+++ Data extract +++
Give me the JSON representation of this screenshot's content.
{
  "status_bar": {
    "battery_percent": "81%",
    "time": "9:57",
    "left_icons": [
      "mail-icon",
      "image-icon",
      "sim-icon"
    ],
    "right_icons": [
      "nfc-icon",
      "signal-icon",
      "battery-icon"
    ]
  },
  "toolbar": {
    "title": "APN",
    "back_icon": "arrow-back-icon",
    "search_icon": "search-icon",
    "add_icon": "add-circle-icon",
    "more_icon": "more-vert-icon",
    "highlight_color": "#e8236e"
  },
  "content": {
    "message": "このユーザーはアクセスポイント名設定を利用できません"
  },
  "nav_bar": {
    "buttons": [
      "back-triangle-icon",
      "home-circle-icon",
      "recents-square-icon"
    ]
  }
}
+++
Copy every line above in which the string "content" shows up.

Give me the JSON representation of this screenshot's content.
  "content": {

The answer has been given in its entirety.